 Back to 2009 School Program

The 4th grade classes that visit the Five Mile House each April participate in a variety of activities to give them a better sense of life in the 19th century.  One of the activities is period games which includes Graces and Hoop Rolling. 

Graces - In the game of Graces, opponents send gaily beribboned hoops whirling towards each other to be caught on the tips of slender wands. Graces was considered both proper and beneficial exercise for young ladies in the 1800s and it was proper as well, for boys to join in the game. The game of Graces remained very popular throughout the 19th century and was described as early as 1834 in the Girls Own Book:

LA GRACE

“This is a new game, common in Germany, but introduced into this country from France. It derives its name from the graceful attitudes which it occasions. Two sticks are held in the hands, across each other, like open scissors. The object is to throw and catch a small hoop upon these sticks. The hoop to be bound with silk, or ribbon, according to fancy. The game is played by two persons. The sticks are held straight, about four inches apart, when trying to catch the hoop; and when the hoop is thrown, they are crossed like a pair of scissors. In this country it is called The Graces or The Flying Circle.”

 

       

Above - 4th grade students play graces during the 2008 school program.  Left - Illustration of girls playing La Grace from the 1834 Girl's Own Book.

Right - Illustration of boys rolling or trundling hoops from an 1828 book. Below - photo of 4th grade students rolling hoops during the 2009 school program.

     

                                                                         

HOOPS - Children have been “rolling”, “bowling”, and “trundling” their hoops from the time of the ancient Egyptians and Greeks. In colonial America, boys and girls raced with hoops made of wood or metal, driving the hoops forward with hands or sticks. By the early 1800s, a traveler’s account remarks on how city streets had been taken over by “armies” of young men racing hoops along the sidewalks, driving proper pedestrians into the streets. From the Boys Own Book published in 1829:

THE HOOP

“Everybody knows how to trundle the hoop in the usual way; several pairs of tin squares are sometimes nailed to the inner part of the hoop, which produce, in the opinion of some lads, an agreeable jingle. In some parts of England, boys drive their hoops one against the other, and the player whose hoop falls in these encounters, is conquered.”

 

 

SOURCE - for hoops, graces and other period toys and games.  Some of the above information came from the information included with the hoops and graces purchased from Cooperman Co. They also carry an assortment of items under the headings of Music, Everyday Life and Citizens & Soldiers.  Best way to order is from their website which is listed below.

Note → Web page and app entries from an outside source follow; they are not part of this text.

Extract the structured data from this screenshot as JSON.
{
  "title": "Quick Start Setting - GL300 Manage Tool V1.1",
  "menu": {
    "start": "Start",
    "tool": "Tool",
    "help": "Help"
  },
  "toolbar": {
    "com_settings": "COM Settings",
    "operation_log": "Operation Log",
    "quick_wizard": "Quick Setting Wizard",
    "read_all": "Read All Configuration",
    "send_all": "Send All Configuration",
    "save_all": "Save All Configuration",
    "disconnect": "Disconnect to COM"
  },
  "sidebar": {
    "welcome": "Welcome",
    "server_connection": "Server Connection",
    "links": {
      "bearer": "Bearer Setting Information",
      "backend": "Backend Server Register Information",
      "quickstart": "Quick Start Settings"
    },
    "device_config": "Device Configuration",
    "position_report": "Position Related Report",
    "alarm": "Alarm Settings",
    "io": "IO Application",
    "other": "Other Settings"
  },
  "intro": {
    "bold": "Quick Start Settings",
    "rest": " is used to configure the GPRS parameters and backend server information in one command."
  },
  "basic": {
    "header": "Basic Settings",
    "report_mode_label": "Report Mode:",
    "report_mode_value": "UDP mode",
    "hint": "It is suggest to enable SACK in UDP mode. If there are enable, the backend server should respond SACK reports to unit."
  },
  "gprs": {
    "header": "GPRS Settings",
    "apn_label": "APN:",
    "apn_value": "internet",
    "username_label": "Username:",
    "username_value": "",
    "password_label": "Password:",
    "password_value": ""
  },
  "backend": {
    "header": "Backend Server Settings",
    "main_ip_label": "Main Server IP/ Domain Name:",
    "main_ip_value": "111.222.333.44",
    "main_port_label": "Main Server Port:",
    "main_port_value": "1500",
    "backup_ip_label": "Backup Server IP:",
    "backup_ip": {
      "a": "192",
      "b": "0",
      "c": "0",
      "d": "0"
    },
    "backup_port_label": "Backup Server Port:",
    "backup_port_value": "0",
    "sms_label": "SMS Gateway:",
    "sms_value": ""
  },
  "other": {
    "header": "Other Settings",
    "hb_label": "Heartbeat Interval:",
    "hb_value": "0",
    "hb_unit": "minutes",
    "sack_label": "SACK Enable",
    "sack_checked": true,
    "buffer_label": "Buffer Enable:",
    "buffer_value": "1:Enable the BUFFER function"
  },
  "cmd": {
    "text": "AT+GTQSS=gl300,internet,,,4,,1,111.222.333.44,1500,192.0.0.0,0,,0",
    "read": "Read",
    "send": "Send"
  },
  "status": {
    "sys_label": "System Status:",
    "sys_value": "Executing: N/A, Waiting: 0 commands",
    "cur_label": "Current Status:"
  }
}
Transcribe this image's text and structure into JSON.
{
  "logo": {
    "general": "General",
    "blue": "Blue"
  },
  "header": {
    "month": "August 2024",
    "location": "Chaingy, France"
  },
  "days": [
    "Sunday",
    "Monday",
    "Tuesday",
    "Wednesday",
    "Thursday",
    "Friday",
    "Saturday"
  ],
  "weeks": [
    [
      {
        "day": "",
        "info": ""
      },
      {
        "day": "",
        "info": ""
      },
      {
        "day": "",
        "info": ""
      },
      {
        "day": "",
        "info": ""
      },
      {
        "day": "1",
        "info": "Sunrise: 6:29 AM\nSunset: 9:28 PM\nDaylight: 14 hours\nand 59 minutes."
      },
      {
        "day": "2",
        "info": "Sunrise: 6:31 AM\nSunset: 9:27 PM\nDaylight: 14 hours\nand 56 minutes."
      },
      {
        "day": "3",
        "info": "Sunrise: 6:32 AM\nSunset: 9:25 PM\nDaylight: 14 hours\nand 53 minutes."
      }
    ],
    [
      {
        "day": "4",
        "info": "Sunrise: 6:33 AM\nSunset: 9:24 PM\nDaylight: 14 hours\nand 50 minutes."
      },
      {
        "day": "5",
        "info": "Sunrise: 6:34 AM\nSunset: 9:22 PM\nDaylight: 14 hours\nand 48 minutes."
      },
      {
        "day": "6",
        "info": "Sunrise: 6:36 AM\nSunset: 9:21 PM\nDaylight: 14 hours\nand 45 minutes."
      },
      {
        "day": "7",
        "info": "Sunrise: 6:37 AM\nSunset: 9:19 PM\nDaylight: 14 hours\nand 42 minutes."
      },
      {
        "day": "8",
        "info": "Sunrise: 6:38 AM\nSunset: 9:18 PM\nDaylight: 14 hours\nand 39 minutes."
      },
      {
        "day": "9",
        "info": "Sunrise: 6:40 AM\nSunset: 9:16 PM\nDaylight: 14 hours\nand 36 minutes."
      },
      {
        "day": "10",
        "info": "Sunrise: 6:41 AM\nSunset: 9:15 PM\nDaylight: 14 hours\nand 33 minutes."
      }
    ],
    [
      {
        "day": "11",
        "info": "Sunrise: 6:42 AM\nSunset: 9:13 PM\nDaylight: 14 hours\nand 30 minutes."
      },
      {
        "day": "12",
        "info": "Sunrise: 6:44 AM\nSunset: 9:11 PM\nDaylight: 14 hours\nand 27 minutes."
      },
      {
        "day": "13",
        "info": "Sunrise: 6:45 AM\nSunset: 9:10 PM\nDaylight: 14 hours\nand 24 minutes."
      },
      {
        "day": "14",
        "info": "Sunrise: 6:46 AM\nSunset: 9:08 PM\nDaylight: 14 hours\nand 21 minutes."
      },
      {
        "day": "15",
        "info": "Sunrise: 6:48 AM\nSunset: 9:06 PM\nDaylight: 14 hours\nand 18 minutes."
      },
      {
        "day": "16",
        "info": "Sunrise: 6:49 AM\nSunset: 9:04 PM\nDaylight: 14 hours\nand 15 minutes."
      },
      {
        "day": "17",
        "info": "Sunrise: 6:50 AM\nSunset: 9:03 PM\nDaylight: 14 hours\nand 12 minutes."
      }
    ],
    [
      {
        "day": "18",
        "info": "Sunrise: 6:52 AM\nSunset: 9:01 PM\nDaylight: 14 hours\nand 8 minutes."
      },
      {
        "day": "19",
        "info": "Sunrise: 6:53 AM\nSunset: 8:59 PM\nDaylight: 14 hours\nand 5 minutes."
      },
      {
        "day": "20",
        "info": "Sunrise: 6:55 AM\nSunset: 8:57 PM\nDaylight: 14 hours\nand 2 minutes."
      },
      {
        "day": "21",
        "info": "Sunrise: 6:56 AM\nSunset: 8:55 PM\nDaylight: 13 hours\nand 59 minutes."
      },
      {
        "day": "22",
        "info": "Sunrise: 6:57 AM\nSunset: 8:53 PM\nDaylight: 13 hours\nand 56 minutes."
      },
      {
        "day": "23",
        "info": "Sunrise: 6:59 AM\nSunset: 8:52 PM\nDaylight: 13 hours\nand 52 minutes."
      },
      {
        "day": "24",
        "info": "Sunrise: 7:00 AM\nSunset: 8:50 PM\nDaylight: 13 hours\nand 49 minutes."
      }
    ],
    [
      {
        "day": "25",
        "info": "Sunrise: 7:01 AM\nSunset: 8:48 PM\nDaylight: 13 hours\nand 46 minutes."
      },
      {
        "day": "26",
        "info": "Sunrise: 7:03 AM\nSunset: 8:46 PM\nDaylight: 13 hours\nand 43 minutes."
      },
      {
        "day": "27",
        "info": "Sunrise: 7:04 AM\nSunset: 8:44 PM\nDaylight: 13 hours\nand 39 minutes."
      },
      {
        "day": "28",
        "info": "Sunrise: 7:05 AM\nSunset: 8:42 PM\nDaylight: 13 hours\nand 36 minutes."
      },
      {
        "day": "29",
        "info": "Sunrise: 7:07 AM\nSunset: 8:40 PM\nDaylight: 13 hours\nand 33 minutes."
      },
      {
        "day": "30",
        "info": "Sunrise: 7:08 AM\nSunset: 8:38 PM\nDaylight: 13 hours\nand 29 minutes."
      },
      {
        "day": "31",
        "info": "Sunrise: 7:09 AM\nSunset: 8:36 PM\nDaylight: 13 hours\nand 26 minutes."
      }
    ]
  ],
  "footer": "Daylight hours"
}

Source for Hoops, Graces and other period games and toys:

Cooperman Co.

Bellows Falls, VT 05101

www.historylives.com